“You’re alone, and you get more and more alone,” he said, in accented English. Mr. Arzberger said he was preparing to sell one of his violins — a Lavazza made in Milan in 1725 — to help cover his mounting legal fees.
Ms. Robinson declined an interview request through her lawyer. But her lawsuit says that she has suffered “pain, shock and mental anguish” because of the attack and that “these injuries and their effects will be permanent.”
Mr. Arzberger said that he was grateful to all the musicians who have stood by him. Some are planning a concert for his benefit in Leipzig; others have donated to his defense fund; and some, including Mr. Masur, have written testimonials to his character.
“I hope he can be released as soon as possible to return and fulfill his duties as a leading musician and a member of his string quartet,” Mr. Masur wrote.

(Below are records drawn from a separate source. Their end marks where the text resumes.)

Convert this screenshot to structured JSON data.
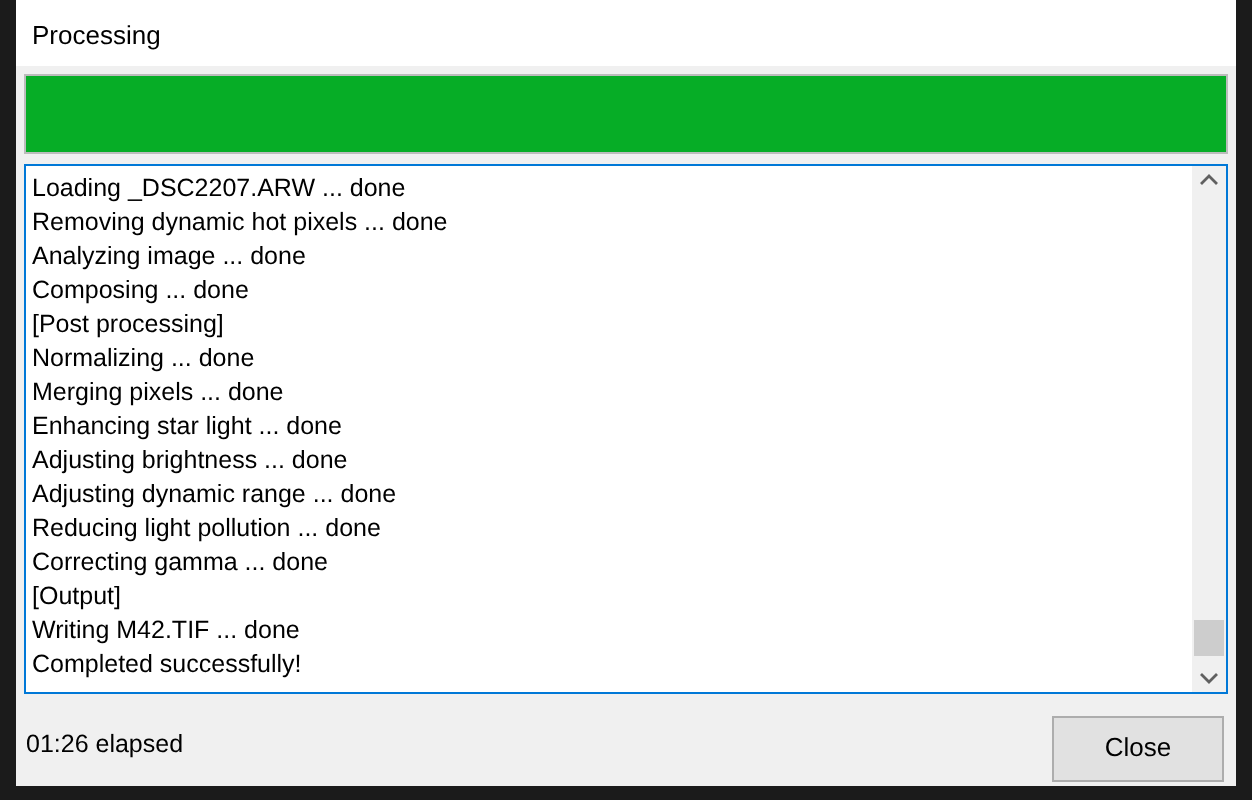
{
  "window": {
    "title": "Processing"
  },
  "progress": {
    "level": 1
  },
  "log": {
    "lines": [
      "Loading _DSC2207.ARW ... done",
      "Removing dynamic hot pixels ... done",
      "Analyzing image ... done",
      "Composing ... done",
      "[Post processing]",
      "Normalizing ... done",
      "Merging pixels ... done",
      "Enhancing star light ... done",
      "Adjusting brightness ... done",
      "Adjusting dynamic range ... done",
      "Reducing light pollution ... done",
      "Correcting gamma ... done",
      "[Output]",
      "Writing M42.TIF ... done",
      "Completed successfully!"
    ]
  },
  "status": "01:26 elapsed",
  "buttons": [
    "Close"
  ]
}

Mr. Arzberger said that he had been dismayed by how he has been portrayed in the media coverage his case has received. “I could be a rock musician or something like that — destroying hotel rooms, or taking drugs or excessive alcohol,” he said. “No, it’s different.”
Both Mr. Arzberger and the string quartet have taken to social media in his defense. After the arrest, the quartet, which is continuing to support him, wrote a brief post on its Facebook page that described Mr. Arzberger as “the victim of a crime” and ended, “Stefan, we are with you!”
The post upset some people, including one who wrote in a comment: “No mention of the actual victim? A woman was seriously assaulted by your Stefan. I am definitely NOT with him!”
Now Mr. Arzberger, who said that it had been a struggle to learn the American criminal justice system and its vocabulary, is preparing for his next court date, Thursday in State Supreme Court. As he left the lunch, he said he was really hoping to find some musicians to play with.
The NY Times/June 12, 2015